[Work item] Repeat each entry. Keep every line exactly as it is.

-*-*-

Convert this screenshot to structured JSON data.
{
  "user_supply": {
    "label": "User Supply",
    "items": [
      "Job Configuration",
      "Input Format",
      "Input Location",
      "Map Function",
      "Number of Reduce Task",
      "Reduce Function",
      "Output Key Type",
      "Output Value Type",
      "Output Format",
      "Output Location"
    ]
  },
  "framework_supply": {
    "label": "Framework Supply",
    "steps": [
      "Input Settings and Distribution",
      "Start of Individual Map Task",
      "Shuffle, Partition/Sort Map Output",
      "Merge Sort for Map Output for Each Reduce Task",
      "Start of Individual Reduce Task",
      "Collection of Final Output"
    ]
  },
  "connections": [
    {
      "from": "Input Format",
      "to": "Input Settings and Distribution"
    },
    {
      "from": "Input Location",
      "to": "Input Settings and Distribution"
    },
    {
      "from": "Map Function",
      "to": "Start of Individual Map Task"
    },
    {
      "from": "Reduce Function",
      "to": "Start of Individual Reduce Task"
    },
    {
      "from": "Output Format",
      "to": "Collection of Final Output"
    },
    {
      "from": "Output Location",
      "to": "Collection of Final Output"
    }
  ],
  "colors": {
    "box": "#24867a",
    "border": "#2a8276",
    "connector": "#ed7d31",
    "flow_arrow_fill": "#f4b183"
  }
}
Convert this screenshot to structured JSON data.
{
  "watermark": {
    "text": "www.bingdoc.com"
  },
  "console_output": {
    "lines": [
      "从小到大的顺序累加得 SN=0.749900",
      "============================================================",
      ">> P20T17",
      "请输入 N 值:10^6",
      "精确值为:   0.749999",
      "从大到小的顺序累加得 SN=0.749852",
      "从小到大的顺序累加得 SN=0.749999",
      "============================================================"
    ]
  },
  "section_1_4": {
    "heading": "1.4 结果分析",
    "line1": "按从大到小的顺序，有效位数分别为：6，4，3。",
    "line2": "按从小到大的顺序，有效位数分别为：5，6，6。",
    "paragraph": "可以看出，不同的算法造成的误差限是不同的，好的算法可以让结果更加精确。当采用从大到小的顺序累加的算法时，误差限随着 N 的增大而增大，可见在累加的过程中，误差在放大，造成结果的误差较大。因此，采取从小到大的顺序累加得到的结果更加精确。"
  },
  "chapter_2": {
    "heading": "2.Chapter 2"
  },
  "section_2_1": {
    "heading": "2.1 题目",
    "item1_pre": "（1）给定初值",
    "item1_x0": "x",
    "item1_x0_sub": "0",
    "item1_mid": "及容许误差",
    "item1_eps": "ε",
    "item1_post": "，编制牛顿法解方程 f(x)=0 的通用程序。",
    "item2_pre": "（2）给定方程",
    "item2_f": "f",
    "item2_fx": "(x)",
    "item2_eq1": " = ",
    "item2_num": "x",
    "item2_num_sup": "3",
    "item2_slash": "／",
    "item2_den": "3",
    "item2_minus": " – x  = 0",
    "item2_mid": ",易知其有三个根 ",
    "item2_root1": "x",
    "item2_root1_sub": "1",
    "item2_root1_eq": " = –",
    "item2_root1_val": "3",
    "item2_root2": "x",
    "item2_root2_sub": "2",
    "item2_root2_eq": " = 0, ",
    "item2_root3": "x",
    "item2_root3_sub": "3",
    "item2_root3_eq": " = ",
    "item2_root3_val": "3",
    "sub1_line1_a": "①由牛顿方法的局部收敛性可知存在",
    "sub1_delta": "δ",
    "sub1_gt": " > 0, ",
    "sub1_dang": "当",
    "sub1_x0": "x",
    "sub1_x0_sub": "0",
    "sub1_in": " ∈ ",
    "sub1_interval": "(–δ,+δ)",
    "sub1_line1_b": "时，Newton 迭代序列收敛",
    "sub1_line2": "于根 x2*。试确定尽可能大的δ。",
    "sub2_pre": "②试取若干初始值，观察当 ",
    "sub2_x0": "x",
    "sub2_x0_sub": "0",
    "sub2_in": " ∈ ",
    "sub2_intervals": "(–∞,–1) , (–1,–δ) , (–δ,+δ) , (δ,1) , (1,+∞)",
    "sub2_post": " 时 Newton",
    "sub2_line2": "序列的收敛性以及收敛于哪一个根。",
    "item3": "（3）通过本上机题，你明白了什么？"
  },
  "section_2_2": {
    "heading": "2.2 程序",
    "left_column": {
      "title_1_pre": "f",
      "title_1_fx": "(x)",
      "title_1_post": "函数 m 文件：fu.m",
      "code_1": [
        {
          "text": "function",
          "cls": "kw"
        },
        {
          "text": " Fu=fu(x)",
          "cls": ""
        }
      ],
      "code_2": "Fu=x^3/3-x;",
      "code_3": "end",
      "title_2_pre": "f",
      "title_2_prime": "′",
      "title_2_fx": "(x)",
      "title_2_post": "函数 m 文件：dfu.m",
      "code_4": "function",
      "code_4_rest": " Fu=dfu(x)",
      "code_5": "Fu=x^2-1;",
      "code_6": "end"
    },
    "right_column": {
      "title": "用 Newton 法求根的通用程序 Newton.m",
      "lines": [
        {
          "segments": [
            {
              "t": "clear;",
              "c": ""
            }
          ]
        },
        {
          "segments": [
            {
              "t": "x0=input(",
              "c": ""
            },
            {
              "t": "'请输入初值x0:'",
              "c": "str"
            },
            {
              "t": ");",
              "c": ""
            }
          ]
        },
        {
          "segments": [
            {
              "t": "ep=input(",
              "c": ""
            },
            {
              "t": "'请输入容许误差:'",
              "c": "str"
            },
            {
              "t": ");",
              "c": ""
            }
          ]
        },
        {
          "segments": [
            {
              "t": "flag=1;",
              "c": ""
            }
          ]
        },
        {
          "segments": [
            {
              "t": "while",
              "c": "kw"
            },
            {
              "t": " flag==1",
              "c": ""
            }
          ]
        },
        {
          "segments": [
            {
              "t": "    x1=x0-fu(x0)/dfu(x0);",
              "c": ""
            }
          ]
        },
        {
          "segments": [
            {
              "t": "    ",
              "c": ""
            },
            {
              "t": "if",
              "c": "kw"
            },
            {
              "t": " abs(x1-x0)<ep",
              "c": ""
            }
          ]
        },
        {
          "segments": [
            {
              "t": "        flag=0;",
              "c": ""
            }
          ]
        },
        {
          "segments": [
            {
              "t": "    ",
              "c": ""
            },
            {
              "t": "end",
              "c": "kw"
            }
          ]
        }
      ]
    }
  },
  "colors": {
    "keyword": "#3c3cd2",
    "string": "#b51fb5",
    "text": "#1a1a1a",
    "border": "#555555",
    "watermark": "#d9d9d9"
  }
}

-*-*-

[Task solution]
Convert this screenshot to structured JSON data.
{
  "user_supply": {
    "label": "User Supply",
    "items": [
      "Job Configuration",
      "Input Format",
      "Input Location",
      "Map Function",
      "Number of Reduce Task",
      "Reduce Function",
      "Output Key Type",
      "Output Value Type",
      "Output Format",
      "Output Location"
    ]
  },
  "framework_supply": {
    "label": "Framework Supply",
    "steps": [
      "Input Settings and Distribution",
      "Start of Individual Map Task",
      "Shuffle, Partition/Sort Map Output",
      "Merge Sort for Map Output for Each Reduce Task",
      "Start of Individual Reduce Task",
      "Collection of Final Output"
    ]
  },
  "connections": [
    {
      "from": "Input Format",
      "to": "Input Settings and Distribution"
    },
    {
      "from": "Input Location",
      "to": "Input Settings and Distribution"
    },
    {
      "from": "Map Function",
      "to": "Start of Individual Map Task"
    },
    {
      "from": "Reduce Function",
      "to": "Start of Individual Reduce Task"
    },
    {
      "from": "Output Format",
      "to": "Collection of Final Output"
    },
    {
      "from": "Output Location",
      "to": "Collection of Final Output"
    }
  ],
  "colors": {
    "box": "#24867a",
    "border": "#2a8276",
    "connector": "#ed7d31",
    "flow_arrow_fill": "#f4b183"
  }
}
Convert this screenshot to structured JSON data.
{
  "watermark": {
    "text": "www.bingdoc.com"
  },
  "console_output": {
    "lines": [
      "从小到大的顺序累加得 SN=0.749900",
      "============================================================",
      ">> P20T17",
      "请输入 N 值:10^6",
      "精确值为:   0.749999",
      "从大到小的顺序累加得 SN=0.749852",
      "从小到大的顺序累加得 SN=0.749999",
      "============================================================"
    ]
  },
  "section_1_4": {
    "heading": "1.4 结果分析",
    "line1": "按从大到小的顺序，有效位数分别为：6，4，3。",
    "line2": "按从小到大的顺序，有效位数分别为：5，6，6。",
    "paragraph": "可以看出，不同的算法造成的误差限是不同的，好的算法可以让结果更加精确。当采用从大到小的顺序累加的算法时，误差限随着 N 的增大而增大，可见在累加的过程中，误差在放大，造成结果的误差较大。因此，采取从小到大的顺序累加得到的结果更加精确。"
  },
  "chapter_2": {
    "heading": "2.Chapter 2"
  },
  "section_2_1": {
    "heading": "2.1 题目",
    "item1_pre": "（1）给定初值",
    "item1_x0": "x",
    "item1_x0_sub": "0",
    "item1_mid": "及容许误差",
    "item1_eps": "ε",
    "item1_post": "，编制牛顿法解方程 f(x)=0 的通用程序。",
    "item2_pre": "（2）给定方程",
    "item2_f": "f",
    "item2_fx": "(x)",
    "item2_eq1": " = ",
    "item2_num": "x",
    "item2_num_sup": "3",
    "item2_slash": "／",
    "item2_den": "3",
    "item2_minus": " – x  = 0",
    "item2_mid": ",易知其有三个根 ",
    "item2_root1": "x",
    "item2_root1_sub": "1",
    "item2_root1_eq": " = –",
    "item2_root1_val": "3",
    "item2_root2": "x",
    "item2_root2_sub": "2",
    "item2_root2_eq": " = 0, ",
    "item2_root3": "x",
    "item2_root3_sub": "3",
    "item2_root3_eq": " = ",
    "item2_root3_val": "3",
    "sub1_line1_a": "①由牛顿方法的局部收敛性可知存在",
    "sub1_delta": "δ",
    "sub1_gt": " > 0, ",
    "sub1_dang": "当",
    "sub1_x0": "x",
    "sub1_x0_sub": "0",
    "sub1_in": " ∈ ",
    "sub1_interval": "(–δ,+δ)",
    "sub1_line1_b": "时，Newton 迭代序列收敛",
    "sub1_line2": "于根 x2*。试确定尽可能大的δ。",
    "sub2_pre": "②试取若干初始值，观察当 ",
    "sub2_x0": "x",
    "sub2_x0_sub": "0",
    "sub2_in": " ∈ ",
    "sub2_intervals": "(–∞,–1) , (–1,–δ) , (–δ,+δ) , (δ,1) , (1,+∞)",
    "sub2_post": " 时 Newton",
    "sub2_line2": "序列的收敛性以及收敛于哪一个根。",
    "item3": "（3）通过本上机题，你明白了什么？"
  },
  "section_2_2": {
    "heading": "2.2 程序",
    "left_column": {
      "title_1_pre": "f",
      "title_1_fx": "(x)",
      "title_1_post": "函数 m 文件：fu.m",
      "code_1": [
        {
          "text": "function",
          "cls": "kw"
        },
        {
          "text": " Fu=fu(x)",
          "cls": ""
        }
      ],
      "code_2": "Fu=x^3/3-x;",
      "code_3": "end",
      "title_2_pre": "f",
      "title_2_prime": "′",
      "title_2_fx": "(x)",
      "title_2_post": "函数 m 文件：dfu.m",
      "code_4": "function",
      "code_4_rest": " Fu=dfu(x)",
      "code_5": "Fu=x^2-1;",
      "code_6": "end"
    },
    "right_column": {
      "title": "用 Newton 法求根的通用程序 Newton.m",
      "lines": [
        {
          "segments": [
            {
              "t": "clear;",
              "c": ""
            }
          ]
        },
        {
          "segments": [
            {
              "t": "x0=input(",
              "c": ""
            },
            {
              "t": "'请输入初值x0:'",
              "c": "str"
            },
            {
              "t": ");",
              "c": ""
            }
          ]
        },
        {
          "segments": [
            {
              "t": "ep=input(",
              "c": ""
            },
            {
              "t": "'请输入容许误差:'",
              "c": "str"
            },
            {
              "t": ");",
              "c": ""
            }
          ]
        },
        {
          "segments": [
            {
              "t": "flag=1;",
              "c": ""
            }
          ]
        },
        {
          "segments": [
            {
              "t": "while",
              "c": "kw"
            },
            {
              "t": " flag==1",
              "c": ""
            }
          ]
        },
        {
          "segments": [
            {
              "t": "    x1=x0-fu(x0)/dfu(x0);",
              "c": ""
            }
          ]
        },
        {
          "segments": [
            {
              "t": "    ",
              "c": ""
            },
            {
              "t": "if",
              "c": "kw"
            },
            {
              "t": " abs(x1-x0)<ep",
              "c": ""
            }
          ]
        },
        {
          "segments": [
            {
              "t": "        flag=0;",
              "c": ""
            }
          ]
        },
        {
          "segments": [
            {
              "t": "    ",
              "c": ""
            },
            {
              "t": "end",
              "c": "kw"
            }
          ]
        }
      ]
    }
  },
  "colors": {
    "keyword": "#3c3cd2",
    "string": "#b51fb5",
    "text": "#1a1a1a",
    "border": "#555555",
    "watermark": "#d9d9d9"
  }
}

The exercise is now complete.